[1] Pentazocine is a synthetic opioid marketed by Sterling-Winthrop as Talwin for the treatment of moderate to severe pain.  It was initially approved by the FDA in 1967 and is classified as a Schedule 4 drug.

[1] In situ hybridization is the use of a labeled strand of DNA or RNA to locate its complementary sequence within tissues or cells.

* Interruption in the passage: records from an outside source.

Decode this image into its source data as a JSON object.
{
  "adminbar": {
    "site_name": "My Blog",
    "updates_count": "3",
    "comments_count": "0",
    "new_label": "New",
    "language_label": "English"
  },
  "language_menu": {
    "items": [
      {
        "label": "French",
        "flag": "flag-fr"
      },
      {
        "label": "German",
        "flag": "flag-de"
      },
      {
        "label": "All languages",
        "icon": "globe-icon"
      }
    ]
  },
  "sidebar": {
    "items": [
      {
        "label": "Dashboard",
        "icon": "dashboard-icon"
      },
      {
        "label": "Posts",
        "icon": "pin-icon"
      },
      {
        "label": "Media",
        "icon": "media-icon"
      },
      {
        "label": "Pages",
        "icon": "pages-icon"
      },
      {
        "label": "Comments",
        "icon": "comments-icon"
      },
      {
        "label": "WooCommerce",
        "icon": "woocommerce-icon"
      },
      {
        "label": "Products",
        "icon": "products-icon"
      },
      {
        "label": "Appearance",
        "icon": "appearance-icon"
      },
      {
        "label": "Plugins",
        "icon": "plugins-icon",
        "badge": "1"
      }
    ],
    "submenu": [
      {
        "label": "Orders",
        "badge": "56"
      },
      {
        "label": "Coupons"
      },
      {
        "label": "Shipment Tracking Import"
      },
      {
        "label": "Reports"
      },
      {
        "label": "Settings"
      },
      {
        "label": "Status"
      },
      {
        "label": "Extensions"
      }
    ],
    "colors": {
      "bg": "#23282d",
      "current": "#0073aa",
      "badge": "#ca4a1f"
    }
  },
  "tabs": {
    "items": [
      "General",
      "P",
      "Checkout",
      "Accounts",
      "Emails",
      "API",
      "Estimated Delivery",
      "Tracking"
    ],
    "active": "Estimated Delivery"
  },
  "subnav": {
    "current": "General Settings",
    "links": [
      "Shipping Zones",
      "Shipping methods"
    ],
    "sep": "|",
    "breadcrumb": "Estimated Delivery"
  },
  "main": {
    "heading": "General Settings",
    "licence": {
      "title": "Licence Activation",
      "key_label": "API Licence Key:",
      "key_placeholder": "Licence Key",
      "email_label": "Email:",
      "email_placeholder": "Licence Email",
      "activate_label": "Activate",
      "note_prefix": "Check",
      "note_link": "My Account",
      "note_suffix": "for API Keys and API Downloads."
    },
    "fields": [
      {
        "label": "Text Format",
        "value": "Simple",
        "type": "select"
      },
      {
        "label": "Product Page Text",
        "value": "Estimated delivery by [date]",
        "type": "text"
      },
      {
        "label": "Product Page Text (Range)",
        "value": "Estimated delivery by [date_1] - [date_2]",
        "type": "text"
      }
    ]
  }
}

[1] W. Scott Young, MD, PhD, as of 2015 was Chief of the Section on Neural Gene Expression in the Laboratory of Cellular and Molecular Regulation at the National Institute of Mental Health.  For the paper referred to, see:  Ruda MA, Iadarola MJ, Cohen LV and Young WS 3rd.  In situ hybridization histochemistry and immunocytochemistry reveal an increase in spinal dynorphin biosynthesis in a rat model of peripheral inflammation and hyperalgesia.  Proceedings of the National Academy of Sciences USA 1988 Jan; 85 (2): 622-626.

[1] Maria Fitzgerald, PhD, was Professor of Developmental Neurobiology at University College London as of 2015.  She trained with Patrick Wall and has been a leader in international pain research.

[1]   See Hammond DL, Ruda MA.  Developmental alterations in thermal nociceptive threshold and the distribution of immunoreactive calcitonin gene-related peptide and substance P after neonatal administration of capsaicin in the rat.  Neuroscience Letters 1989 Feb 13; 97 (1-2):  57-62.

[1] Thinking on pain in neonates changed with the work of Kanwaljeet “Sunny” Anand, MD, PhD, who was a medical resident at Harvard in 1987.  Dr. Anand now holds the St. Jude Chair for Critical Care Medicine at the University of Tennessee Health Science Center in Memphis.  See Anand KJ, Hickey PR.  Pain and its effects in the human neonate and fetus.  New England Journal of Medicine 1987 Nov 19; 317 (21): 1321-1329.

[1] C-fos is an amino acid protein which plays a major role in many cellular functions and changes of gene expression.

[1] Freund’s adjuvant, or CFA, is a commonly used mycobacterial solution that triggers an immune system response.

[1] See note 20.

[1] Michael J. Iadarola, PhD, was Chief of the Neurobiology and Pain Therapeutics Section at NIDCR as of 2015.

[1] Janice L. K. Hylden was a researcher at NIDCR in the 1980s and early 1990s.  As of 2015, she was living and teaching in Washington State.

[1] Haruhide Hayashi was a researcher at NIDCR in the late 1970s and early 1980s.  He later returned to Japan and as of 2011, was on the faculty of the Tohoku University Graduate School of Dentistry in Sendai.

[1] As of 2015, Ke Ren, MD, PhD, was Professor of Pain and Neural Sciences at the University of Maryland School of Dentistry, working with Ronald Dubner.

[1] See Ruda MA, Ling QD, Hohmann AG, Peng YB and Tachibana T.  Altered nociceptive neuronal circuits after neonatal peripheral inflammation.  Science 2000 Jul 28; 289 (5479): 628-631.

[1] The author was Deborah Tannen, who has written multiple books on this topic.